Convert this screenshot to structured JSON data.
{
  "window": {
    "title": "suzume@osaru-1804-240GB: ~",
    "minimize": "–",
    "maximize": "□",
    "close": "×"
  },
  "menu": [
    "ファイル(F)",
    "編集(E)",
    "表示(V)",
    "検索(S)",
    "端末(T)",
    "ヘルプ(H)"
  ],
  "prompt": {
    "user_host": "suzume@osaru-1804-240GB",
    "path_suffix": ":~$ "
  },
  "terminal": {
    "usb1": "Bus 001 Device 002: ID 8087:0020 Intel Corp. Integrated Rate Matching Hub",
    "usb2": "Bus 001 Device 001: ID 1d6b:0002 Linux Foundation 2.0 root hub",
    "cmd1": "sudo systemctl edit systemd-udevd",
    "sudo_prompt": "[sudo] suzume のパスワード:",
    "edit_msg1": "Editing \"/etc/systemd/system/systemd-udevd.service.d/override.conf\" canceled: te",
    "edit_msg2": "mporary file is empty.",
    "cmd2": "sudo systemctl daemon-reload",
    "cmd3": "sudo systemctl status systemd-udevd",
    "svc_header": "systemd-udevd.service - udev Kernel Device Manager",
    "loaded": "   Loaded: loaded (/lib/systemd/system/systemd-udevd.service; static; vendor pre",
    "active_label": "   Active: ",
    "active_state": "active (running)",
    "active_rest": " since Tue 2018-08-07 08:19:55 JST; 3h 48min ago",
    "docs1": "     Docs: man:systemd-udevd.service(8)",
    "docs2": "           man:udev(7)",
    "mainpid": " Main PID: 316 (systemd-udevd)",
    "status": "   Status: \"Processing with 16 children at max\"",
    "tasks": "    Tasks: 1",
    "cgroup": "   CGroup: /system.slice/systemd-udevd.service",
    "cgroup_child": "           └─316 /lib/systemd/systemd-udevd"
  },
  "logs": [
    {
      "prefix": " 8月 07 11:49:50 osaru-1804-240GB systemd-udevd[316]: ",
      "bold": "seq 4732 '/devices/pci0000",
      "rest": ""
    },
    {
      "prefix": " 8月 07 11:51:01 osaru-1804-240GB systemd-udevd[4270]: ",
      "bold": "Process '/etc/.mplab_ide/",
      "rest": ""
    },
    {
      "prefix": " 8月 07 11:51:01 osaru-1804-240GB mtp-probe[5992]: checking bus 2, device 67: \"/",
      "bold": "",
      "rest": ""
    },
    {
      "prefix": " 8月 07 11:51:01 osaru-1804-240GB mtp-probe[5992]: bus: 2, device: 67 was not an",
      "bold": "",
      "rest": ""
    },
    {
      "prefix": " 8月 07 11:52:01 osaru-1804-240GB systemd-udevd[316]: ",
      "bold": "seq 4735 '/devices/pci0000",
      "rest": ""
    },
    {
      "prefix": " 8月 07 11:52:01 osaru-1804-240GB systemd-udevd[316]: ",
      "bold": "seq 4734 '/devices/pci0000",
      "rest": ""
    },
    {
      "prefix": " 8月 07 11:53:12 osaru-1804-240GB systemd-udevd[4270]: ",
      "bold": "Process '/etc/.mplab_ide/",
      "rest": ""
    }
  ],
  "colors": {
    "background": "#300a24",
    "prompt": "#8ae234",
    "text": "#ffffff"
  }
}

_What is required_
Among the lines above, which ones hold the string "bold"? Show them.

_Solution to the exercise_
      "bold": "seq 4732 '/devices/pci0000",
      "bold": "Process '/etc/.mplab_ide/",
      "bold": "",
      "bold": "",
      "bold": "seq 4735 '/devices/pci0000",
      "bold": "seq 4734 '/devices/pci0000",
      "bold": "Process '/etc/.mplab_ide/",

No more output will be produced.